Adolph Berle and Gardiner Means
Private Equity’s Broken Pension Promises: Private Equity Companies’ Links
To Insolvent Pension Funds
GMB, a Central Executive Council Special Report, 2007
A Workers’ Guide to Private Equity
International Union of Food, Agricultural, Hotel, Restaurant, Catering, Tobacco and Allied Workers Associations
A recent report by the AFL-CIO Office of Investment reveals directors at major corporations often have serious conflicts of interest, influencing the cost of health care. While companies would be expected to cut benefit costs through policies such as including generic drugs as part of prescription coverage, executives at big health insurance and pharmaceutical companies who are also board members at some of the country’s largest non-health care related companies may affect plans. Many have much greater financial stakes in the health firms, suggesting outside motives that may influence benefits policies of these other businesses. The report shows that 21 Fortune 500 companies with substantial health costs for retirees, employees and dependents have significant conflicts of interest, with leaders also executives or directors at a major health or pharmaceutical company. In one case, the prescription drug Nexium was actively protected and maintained as part of a health plan by General Motors, while other corporations substituted less expensive generics. Percy Barnevik, retired CEO of AstraZeneca, was a board member and chair of GM’s Policy Committee at the time.
Source: The International Union of Food, Agricultural, Hotel, Restaurant, Catering, Tobacco and Allied Workers’ Associations (IUF), May 2007
The IUF first drew the attention of the international trade union movement to the growing scale of private equity buyouts in the context of the “financialization” of corporate investment to deliver maximum short term financial returns to shareowners. The secretariat has briefed UK and European parliamentarians on the threat of private equity, established a unique website on private equity in the IUF and other sectors and assisted affiliates in responding to private equity buyouts.
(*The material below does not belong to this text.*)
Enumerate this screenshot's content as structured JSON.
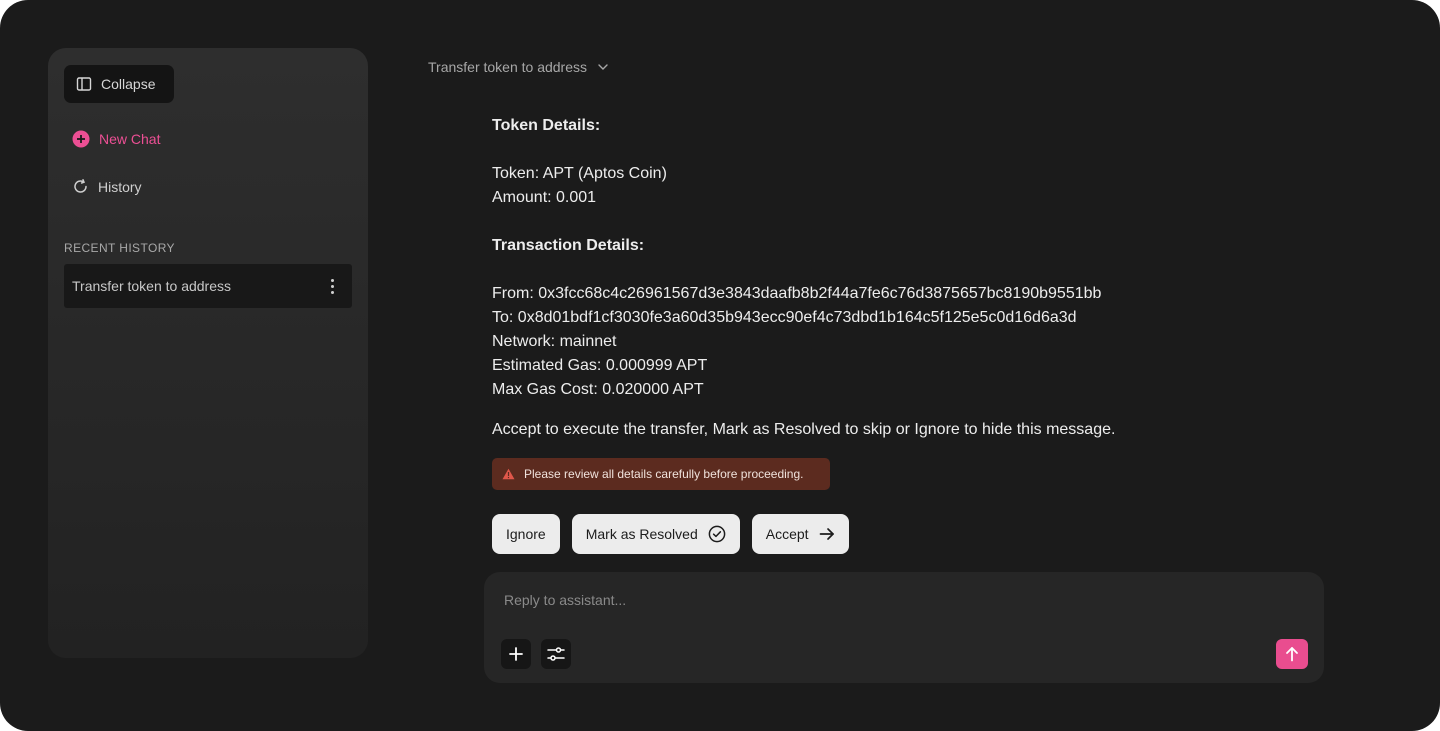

The IUF secretariat has now published a A Workers’ Guide to Private Equity, a 36 page A5 brochure, aimed at IUF affiliates and trade unions and their members around the world.
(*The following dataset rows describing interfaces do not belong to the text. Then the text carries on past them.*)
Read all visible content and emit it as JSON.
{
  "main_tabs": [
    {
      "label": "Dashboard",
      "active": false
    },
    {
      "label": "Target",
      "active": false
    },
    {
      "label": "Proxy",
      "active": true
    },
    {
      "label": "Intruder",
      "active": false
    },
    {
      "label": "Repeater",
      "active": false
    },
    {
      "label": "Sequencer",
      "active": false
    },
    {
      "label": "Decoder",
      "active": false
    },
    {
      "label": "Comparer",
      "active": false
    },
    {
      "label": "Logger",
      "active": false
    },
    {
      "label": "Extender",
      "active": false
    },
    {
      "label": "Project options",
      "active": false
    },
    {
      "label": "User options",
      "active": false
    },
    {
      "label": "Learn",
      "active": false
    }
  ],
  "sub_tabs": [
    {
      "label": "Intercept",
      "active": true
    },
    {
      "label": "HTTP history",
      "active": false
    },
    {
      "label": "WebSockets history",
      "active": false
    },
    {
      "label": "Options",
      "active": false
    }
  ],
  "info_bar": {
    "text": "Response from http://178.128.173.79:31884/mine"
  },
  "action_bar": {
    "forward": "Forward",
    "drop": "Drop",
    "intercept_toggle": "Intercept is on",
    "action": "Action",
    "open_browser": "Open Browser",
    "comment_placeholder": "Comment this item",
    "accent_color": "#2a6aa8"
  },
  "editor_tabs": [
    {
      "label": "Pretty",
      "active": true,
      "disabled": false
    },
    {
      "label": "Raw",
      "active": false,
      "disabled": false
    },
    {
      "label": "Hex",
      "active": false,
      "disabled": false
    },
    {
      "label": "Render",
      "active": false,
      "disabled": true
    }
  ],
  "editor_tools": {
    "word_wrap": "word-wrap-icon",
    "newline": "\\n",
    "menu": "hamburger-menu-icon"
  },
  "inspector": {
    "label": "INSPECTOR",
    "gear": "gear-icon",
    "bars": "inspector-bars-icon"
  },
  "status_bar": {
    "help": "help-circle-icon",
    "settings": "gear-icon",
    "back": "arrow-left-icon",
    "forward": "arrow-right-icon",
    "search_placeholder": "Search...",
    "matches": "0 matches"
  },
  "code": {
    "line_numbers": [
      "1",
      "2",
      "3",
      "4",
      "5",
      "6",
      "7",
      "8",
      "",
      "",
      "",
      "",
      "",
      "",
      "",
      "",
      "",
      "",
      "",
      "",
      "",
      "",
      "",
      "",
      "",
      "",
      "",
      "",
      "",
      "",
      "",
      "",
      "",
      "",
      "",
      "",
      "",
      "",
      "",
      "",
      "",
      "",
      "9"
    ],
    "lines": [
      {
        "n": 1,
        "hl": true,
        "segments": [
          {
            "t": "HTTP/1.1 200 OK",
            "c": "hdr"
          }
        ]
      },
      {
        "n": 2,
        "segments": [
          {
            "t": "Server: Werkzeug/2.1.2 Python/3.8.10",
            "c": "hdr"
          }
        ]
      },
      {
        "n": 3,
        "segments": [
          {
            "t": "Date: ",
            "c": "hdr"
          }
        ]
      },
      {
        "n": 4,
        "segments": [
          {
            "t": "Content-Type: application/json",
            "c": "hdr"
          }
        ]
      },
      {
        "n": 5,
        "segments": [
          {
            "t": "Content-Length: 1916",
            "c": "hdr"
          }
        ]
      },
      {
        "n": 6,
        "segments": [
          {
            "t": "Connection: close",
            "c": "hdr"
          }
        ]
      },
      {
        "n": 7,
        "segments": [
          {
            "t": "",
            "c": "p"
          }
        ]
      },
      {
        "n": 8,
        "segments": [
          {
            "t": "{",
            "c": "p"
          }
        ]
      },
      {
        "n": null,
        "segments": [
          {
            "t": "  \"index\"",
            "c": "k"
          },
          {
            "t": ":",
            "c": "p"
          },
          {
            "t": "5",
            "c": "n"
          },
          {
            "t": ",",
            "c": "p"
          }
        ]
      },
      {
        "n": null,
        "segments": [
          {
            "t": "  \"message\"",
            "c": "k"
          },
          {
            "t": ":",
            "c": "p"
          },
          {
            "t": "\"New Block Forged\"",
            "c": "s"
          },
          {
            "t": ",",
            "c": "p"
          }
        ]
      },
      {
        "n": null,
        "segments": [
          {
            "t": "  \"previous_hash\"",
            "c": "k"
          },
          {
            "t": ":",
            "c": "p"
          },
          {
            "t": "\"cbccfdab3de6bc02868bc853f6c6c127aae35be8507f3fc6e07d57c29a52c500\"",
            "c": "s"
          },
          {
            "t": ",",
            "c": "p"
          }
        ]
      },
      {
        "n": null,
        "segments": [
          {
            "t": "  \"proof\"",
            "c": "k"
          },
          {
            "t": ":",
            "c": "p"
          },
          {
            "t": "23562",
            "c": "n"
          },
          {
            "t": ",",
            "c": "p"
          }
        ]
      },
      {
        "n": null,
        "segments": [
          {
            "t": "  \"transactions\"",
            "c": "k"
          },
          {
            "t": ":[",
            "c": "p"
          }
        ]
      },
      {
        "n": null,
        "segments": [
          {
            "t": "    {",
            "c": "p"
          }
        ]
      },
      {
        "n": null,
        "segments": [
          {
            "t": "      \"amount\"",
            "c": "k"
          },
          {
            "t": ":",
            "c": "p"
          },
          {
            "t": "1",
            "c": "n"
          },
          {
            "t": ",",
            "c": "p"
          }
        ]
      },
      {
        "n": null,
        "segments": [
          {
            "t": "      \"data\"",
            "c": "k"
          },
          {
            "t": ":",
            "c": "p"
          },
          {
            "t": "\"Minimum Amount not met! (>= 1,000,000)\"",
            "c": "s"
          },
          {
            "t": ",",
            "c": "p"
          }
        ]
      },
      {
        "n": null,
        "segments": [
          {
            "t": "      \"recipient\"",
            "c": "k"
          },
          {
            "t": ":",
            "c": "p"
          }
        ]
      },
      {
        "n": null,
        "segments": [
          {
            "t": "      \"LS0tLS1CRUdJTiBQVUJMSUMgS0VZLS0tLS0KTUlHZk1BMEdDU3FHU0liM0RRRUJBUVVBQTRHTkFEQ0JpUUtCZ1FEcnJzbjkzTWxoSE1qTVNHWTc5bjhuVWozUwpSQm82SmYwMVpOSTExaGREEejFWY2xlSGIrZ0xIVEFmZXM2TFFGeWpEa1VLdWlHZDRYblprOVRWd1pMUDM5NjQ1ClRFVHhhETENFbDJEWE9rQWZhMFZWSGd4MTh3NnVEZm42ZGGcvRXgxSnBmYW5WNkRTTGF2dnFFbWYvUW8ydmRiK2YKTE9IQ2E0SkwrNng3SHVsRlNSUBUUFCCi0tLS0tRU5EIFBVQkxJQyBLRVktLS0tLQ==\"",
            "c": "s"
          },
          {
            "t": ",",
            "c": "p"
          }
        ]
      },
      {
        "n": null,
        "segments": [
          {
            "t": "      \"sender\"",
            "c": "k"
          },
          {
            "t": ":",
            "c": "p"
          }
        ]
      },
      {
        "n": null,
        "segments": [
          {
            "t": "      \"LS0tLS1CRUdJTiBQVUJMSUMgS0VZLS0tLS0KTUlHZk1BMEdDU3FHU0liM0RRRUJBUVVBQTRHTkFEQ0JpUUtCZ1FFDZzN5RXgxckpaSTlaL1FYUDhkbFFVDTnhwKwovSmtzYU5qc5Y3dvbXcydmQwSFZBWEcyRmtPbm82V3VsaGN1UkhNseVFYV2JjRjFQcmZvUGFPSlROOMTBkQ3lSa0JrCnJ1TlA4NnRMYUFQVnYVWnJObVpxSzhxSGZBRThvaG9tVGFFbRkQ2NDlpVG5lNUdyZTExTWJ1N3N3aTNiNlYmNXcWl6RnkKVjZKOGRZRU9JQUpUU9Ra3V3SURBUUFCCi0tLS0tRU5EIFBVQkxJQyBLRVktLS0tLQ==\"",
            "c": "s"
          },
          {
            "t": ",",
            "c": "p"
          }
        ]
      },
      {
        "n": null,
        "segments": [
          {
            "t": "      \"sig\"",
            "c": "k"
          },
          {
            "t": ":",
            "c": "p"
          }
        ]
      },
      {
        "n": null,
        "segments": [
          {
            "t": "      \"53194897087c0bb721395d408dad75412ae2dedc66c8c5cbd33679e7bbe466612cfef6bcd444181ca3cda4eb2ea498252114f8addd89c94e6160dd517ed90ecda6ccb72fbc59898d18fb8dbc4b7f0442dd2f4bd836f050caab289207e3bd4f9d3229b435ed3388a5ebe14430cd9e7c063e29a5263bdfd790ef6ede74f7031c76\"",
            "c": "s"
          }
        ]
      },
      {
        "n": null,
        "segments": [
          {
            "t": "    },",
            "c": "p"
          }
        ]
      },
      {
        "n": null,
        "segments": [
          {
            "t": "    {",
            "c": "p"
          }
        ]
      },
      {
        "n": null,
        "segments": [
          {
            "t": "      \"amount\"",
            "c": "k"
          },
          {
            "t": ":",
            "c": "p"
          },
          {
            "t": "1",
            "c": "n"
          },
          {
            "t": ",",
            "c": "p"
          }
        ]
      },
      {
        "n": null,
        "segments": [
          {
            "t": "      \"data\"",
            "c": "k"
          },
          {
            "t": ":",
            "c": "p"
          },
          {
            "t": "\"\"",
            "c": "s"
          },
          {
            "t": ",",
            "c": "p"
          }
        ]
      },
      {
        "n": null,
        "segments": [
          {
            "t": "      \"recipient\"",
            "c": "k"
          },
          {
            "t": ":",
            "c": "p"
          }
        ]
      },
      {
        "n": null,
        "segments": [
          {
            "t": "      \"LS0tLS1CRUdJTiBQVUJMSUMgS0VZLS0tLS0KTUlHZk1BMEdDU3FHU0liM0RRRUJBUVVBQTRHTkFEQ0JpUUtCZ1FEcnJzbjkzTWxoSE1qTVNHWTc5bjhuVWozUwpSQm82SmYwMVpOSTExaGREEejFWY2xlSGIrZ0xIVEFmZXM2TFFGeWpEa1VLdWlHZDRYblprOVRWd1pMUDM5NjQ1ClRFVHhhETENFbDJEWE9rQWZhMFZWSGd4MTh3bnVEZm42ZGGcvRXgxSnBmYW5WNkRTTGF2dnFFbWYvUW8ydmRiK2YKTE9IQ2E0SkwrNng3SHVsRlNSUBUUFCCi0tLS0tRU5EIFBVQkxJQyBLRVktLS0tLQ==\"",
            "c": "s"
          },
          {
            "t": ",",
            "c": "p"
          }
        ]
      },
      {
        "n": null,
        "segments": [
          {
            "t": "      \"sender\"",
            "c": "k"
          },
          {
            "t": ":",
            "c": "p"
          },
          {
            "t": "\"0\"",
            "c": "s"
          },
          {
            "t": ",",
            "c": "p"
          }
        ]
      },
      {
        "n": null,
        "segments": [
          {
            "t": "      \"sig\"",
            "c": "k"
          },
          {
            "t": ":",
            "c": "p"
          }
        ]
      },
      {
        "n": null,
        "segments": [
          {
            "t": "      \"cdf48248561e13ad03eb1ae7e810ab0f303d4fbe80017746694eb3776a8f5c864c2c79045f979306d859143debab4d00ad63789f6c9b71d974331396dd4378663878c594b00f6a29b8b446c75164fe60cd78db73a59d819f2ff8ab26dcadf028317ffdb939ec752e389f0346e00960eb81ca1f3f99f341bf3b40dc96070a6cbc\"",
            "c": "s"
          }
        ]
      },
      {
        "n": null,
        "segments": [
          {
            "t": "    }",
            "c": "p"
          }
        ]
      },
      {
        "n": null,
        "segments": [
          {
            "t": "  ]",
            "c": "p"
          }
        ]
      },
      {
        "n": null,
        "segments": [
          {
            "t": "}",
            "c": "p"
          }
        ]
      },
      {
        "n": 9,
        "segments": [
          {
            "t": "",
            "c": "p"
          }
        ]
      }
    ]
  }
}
Available in English, and shortly in French, German, Spanish and Swedish, the publication sets out in accessible language what private equity is, how it operates and the dangers it represents to workers and unions. It points to possible strategies in bargaining with the private equity funds who are becoming increasingly significant players as owners and employers in many IUF sectors. It explains how a specific political environment (deregulation) has made it possible for the funds to expand globally, and how political action can contain the funds.
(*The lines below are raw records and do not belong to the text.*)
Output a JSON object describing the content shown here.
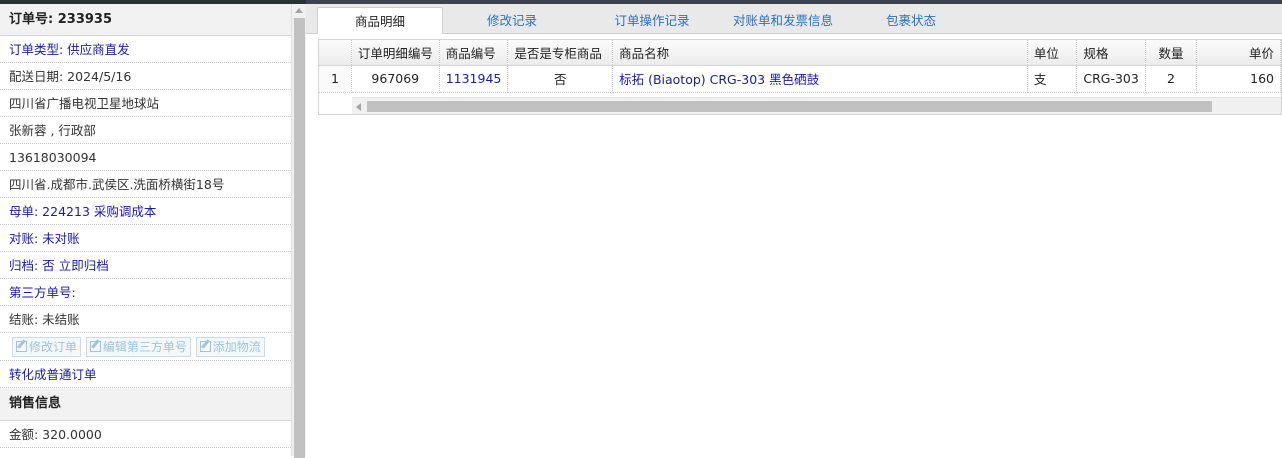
{
  "order": {
    "number_label": "订单号: 233935",
    "type_label": "订单类型: 供应商直发",
    "delivery_date": "配送日期: 2024/5/16",
    "customer": "四川省广播电视卫星地球站",
    "contact": "张新蓉 , 行政部",
    "phone": "13618030094",
    "address": "四川省.成都市.武侯区.洗面桥横街18号",
    "parent_order": "母单: 224213 采购调成本",
    "reconcile": "对账: 未对账",
    "archive_label": "归档: ",
    "archive_value": "否",
    "archive_link": "立即归档",
    "third_party_no": "第三方单号:",
    "settlement": "结账: 未结账",
    "buttons": {
      "edit_order": "修改订单",
      "edit_third_party": "编辑第三方单号",
      "add_logistics": "添加物流"
    },
    "convert_link": "转化成普通订单",
    "sales_header": "销售信息",
    "amount": "金额: 320.0000"
  },
  "tabs": [
    {
      "label": "商品明细",
      "active": true
    },
    {
      "label": "修改记录",
      "active": false
    },
    {
      "label": "订单操作记录",
      "active": false
    },
    {
      "label": "对账单和发票信息",
      "active": false
    },
    {
      "label": "包裹状态",
      "active": false
    }
  ],
  "grid": {
    "columns": [
      "",
      "订单明细编号",
      "商品编号",
      "是否是专柜商品",
      "商品名称",
      "单位",
      "规格",
      "数量",
      "单价"
    ],
    "rows": [
      {
        "row_no": "1",
        "detail_id": "967069",
        "product_id": "1131945",
        "is_counter": "否",
        "product_name": "标拓 (Biaotop) CRG-303 黑色硒鼓",
        "unit": "支",
        "spec": "CRG-303",
        "qty": "2",
        "price": "160"
      }
    ]
  },
  "colors": {
    "link": "#1a1aa6",
    "tab_link": "#2a72c0",
    "disabled_button": "#9fc3dc"
  }
}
Source: Stephen R. Sleigh, Perspectives on Work, Summer 2006, Volume 10, no. 1
The theme of LERA’s Annual Meeting in 2006 was “Labor and Capital in the Twenty-First Century: Human, Social, and Financial Contributions to Creating Wealth.” In a wide variety of settings— including formal sessions and informal discussions in the hallways—lively debate was the order of the day….
… Despite the positive role large unionized companies play in American society, a fundamental conflict exists between the short-term financial focus of many in the investment and management communities and the longer-term focus of others, including employees who value job security and long-term investors who seek consistent growth. Conflicts over corporate control revolve around this tension. From a strategic union perspective, developing an action plan around making large companies more accountable to employees and other stakeholders, including long-term shareholders, must involve a number of new approaches.
Given the track record of labor’s success in trying new approaches, we have our work cut out for us. Still, unions represent employees in nearly 80 percent of the largest publicly traded companies in the United States. Perhaps more significant is the fact that nearly half the assets in American equity markets are held by the pension funds and savings plans of organized workers and union-represented employers. Taken together, unions have the potential to exert considerable leverage on capital markets.